For the data below, report how many lines contain the string "have" and write nothing more.

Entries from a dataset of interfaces
---+---

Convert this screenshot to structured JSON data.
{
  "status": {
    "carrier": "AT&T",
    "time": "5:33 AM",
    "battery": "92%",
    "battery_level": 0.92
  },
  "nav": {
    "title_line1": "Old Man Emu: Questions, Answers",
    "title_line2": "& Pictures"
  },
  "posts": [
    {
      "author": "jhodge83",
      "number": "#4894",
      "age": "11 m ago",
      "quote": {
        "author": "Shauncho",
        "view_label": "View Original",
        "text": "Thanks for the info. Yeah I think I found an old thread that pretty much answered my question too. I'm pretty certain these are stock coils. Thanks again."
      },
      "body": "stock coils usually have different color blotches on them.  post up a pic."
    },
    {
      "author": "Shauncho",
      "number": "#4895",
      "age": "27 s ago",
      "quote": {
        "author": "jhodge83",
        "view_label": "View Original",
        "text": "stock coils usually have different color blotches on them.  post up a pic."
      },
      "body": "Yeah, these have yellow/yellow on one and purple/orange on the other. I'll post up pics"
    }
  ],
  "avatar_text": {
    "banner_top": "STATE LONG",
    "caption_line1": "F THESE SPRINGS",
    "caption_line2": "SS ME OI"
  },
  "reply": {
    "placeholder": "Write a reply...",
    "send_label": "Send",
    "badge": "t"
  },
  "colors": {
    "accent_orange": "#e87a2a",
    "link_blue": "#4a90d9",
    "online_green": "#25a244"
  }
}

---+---

Reply to the exercise
3